[Items from an interface collection]
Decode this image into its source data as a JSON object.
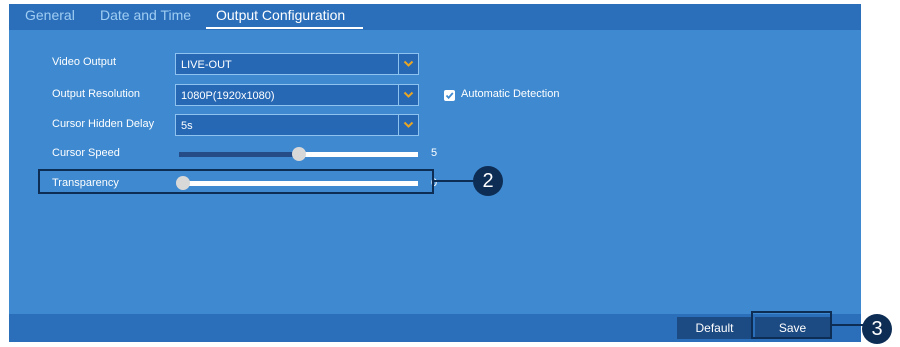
{
  "tabs": [
    {
      "label": "General",
      "active": false
    },
    {
      "label": "Date and Time",
      "active": false
    },
    {
      "label": "Output Configuration",
      "active": true
    }
  ],
  "fields": {
    "video_output": {
      "label": "Video Output",
      "value": "LIVE-OUT"
    },
    "output_resolution": {
      "label": "Output Resolution",
      "value": "1080P(1920x1080)"
    },
    "cursor_hidden_delay": {
      "label": "Cursor Hidden Delay",
      "value": "5s"
    },
    "cursor_speed": {
      "label": "Cursor Speed",
      "value": "5",
      "level_fraction": 0.5
    },
    "transparency": {
      "label": "Transparency",
      "value": "0",
      "level_fraction": 0.0
    }
  },
  "automatic_detection": {
    "label": "Automatic Detection",
    "checked": true
  },
  "callouts": {
    "transparency": "2",
    "save": "3"
  },
  "footer": {
    "default_label": "Default",
    "save_label": "Save"
  },
  "colors": {
    "panel": "#3e89cf",
    "bar": "#2b6fba",
    "dropdown_accent": "#e8a524",
    "callout": "#0d2d55"
  }
}
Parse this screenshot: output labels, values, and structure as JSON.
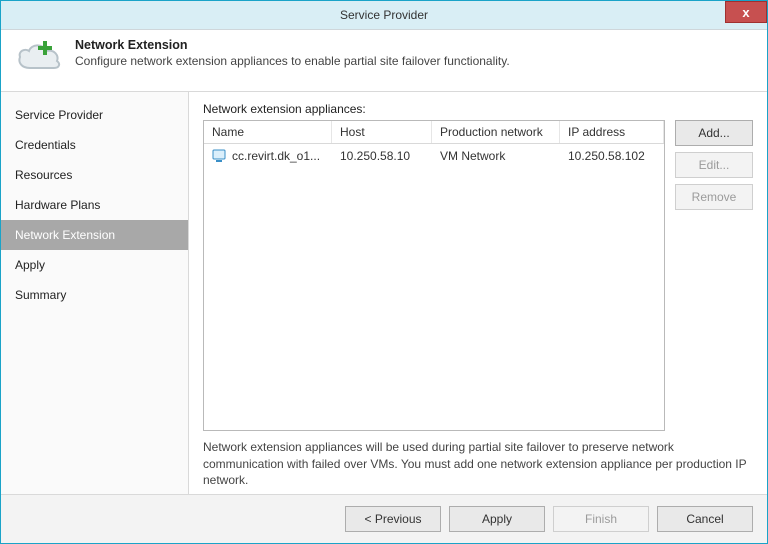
{
  "window": {
    "title": "Service Provider",
    "close_glyph": "x"
  },
  "header": {
    "title": "Network Extension",
    "subtitle": "Configure network extension appliances to enable partial site failover functionality."
  },
  "sidebar": {
    "items": [
      {
        "label": "Service Provider",
        "active": false
      },
      {
        "label": "Credentials",
        "active": false
      },
      {
        "label": "Resources",
        "active": false
      },
      {
        "label": "Hardware Plans",
        "active": false
      },
      {
        "label": "Network Extension",
        "active": true
      },
      {
        "label": "Apply",
        "active": false
      },
      {
        "label": "Summary",
        "active": false
      }
    ]
  },
  "content": {
    "list_label": "Network extension appliances:",
    "columns": {
      "name": "Name",
      "host": "Host",
      "network": "Production network",
      "ip": "IP address"
    },
    "rows": [
      {
        "name": "cc.revirt.dk_o1...",
        "host": "10.250.58.10",
        "network": "VM Network",
        "ip": "10.250.58.102"
      }
    ],
    "buttons": {
      "add": "Add...",
      "edit": "Edit...",
      "remove": "Remove"
    },
    "note": "Network extension appliances will be used during partial site failover to preserve network communication with failed over VMs. You must add one network extension appliance per production IP network."
  },
  "footer": {
    "previous": "< Previous",
    "apply": "Apply",
    "finish": "Finish",
    "cancel": "Cancel"
  }
}
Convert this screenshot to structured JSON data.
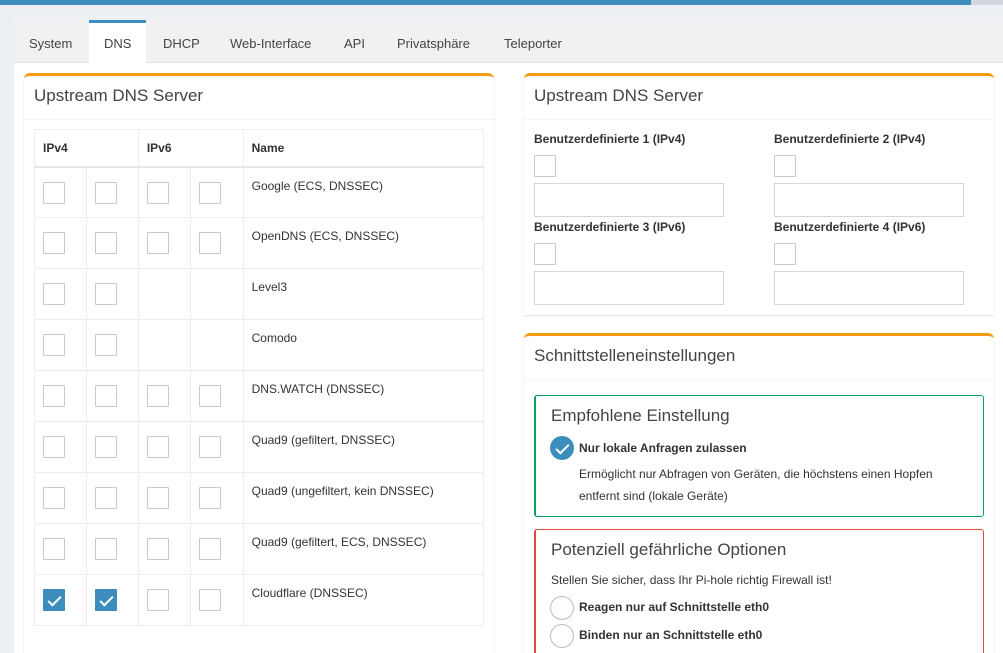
{
  "tabs": [
    {
      "label": "System"
    },
    {
      "label": "DNS"
    },
    {
      "label": "DHCP"
    },
    {
      "label": "Web-Interface"
    },
    {
      "label": "API"
    },
    {
      "label": "Privatsphäre"
    },
    {
      "label": "Teleporter"
    }
  ],
  "upstream_table": {
    "title": "Upstream DNS Server",
    "headers": {
      "ipv4": "IPv4",
      "ipv6": "IPv6",
      "name": "Name"
    },
    "rows": [
      {
        "name": "Google (ECS, DNSSEC)",
        "v4": [
          false,
          false
        ],
        "v6": [
          false,
          false
        ],
        "has_v6": true
      },
      {
        "name": "OpenDNS (ECS, DNSSEC)",
        "v4": [
          false,
          false
        ],
        "v6": [
          false,
          false
        ],
        "has_v6": true
      },
      {
        "name": "Level3",
        "v4": [
          false,
          false
        ],
        "v6": [],
        "has_v6": false
      },
      {
        "name": "Comodo",
        "v4": [
          false,
          false
        ],
        "v6": [],
        "has_v6": false
      },
      {
        "name": "DNS.WATCH (DNSSEC)",
        "v4": [
          false,
          false
        ],
        "v6": [
          false,
          false
        ],
        "has_v6": true
      },
      {
        "name": "Quad9 (gefiltert, DNSSEC)",
        "v4": [
          false,
          false
        ],
        "v6": [
          false,
          false
        ],
        "has_v6": true
      },
      {
        "name": "Quad9 (ungefiltert, kein DNSSEC)",
        "v4": [
          false,
          false
        ],
        "v6": [
          false,
          false
        ],
        "has_v6": true
      },
      {
        "name": "Quad9 (gefiltert, ECS, DNSSEC)",
        "v4": [
          false,
          false
        ],
        "v6": [
          false,
          false
        ],
        "has_v6": true
      },
      {
        "name": "Cloudflare (DNSSEC)",
        "v4": [
          true,
          true
        ],
        "v6": [
          false,
          false
        ],
        "has_v6": true
      }
    ]
  },
  "custom": {
    "title": "Upstream DNS Server",
    "fields": [
      {
        "label": "Benutzerdefinierte 1 (IPv4)",
        "value": "",
        "checked": false
      },
      {
        "label": "Benutzerdefinierte 2 (IPv4)",
        "value": "",
        "checked": false
      },
      {
        "label": "Benutzerdefinierte 3 (IPv6)",
        "value": "",
        "checked": false
      },
      {
        "label": "Benutzerdefinierte 4 (IPv6)",
        "value": "",
        "checked": false
      }
    ]
  },
  "interface": {
    "title": "Schnittstelleneinstellungen",
    "recommended": {
      "title": "Empfohlene Einstellung",
      "option_label": "Nur lokale Anfragen zulassen",
      "option_desc_1": "Ermöglicht nur Abfragen von Geräten, die höchstens einen Hopfen",
      "option_desc_2": "entfernt sind (lokale Geräte)"
    },
    "dangerous": {
      "title": "Potenziell gefährliche Optionen",
      "note": "Stellen Sie sicher, dass Ihr Pi-hole richtig Firewall ist!",
      "options": [
        {
          "label": "Reagen nur auf Schnittstelle eth0"
        },
        {
          "label": "Binden nur an Schnittstelle eth0"
        }
      ]
    }
  },
  "colors": {
    "accent": "#3c8dbc",
    "box_border": "#f39c12",
    "green": "#00a65a",
    "red": "#dd4b39"
  }
}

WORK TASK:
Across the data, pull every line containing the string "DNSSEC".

EXERCISE SOLUTION:
        "name": "Google (ECS, DNSSEC)",
        "name": "OpenDNS (ECS, DNSSEC)",
        "name": "DNS.WATCH (DNSSEC)",
        "name": "Quad9 (gefiltert, DNSSEC)",
        "name": "Quad9 (ungefiltert, kein DNSSEC)",
        "name": "Quad9 (gefiltert, ECS, DNSSEC)",
        "name": "Cloudflare (DNSSEC)",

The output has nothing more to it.